Required work:
Look over the entries below. Report how many lines hold the word "Shops", and only that.

*** Data under study Section Begins ***

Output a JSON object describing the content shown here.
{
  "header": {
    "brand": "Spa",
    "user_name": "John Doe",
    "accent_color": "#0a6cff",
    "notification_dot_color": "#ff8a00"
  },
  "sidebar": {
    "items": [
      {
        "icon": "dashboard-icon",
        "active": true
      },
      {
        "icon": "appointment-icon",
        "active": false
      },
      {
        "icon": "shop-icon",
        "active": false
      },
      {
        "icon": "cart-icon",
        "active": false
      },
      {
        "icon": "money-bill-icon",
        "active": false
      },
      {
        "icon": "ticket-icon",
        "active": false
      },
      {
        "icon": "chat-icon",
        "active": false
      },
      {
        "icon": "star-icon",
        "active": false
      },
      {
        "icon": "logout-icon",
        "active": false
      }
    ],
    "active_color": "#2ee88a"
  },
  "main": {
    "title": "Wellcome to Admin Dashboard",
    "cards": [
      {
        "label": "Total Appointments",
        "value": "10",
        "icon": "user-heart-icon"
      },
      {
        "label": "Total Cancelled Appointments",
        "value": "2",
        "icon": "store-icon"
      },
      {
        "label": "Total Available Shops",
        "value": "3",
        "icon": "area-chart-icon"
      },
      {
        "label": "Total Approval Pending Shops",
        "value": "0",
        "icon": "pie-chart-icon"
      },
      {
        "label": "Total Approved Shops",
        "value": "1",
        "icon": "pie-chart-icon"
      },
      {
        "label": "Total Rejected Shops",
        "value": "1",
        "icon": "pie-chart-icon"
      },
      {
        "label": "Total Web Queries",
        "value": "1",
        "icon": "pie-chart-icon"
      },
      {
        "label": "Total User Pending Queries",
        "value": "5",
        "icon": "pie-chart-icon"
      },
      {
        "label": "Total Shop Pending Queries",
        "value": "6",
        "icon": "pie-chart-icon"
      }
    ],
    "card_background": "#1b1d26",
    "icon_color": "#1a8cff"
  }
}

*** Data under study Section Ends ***

Expected answer:
4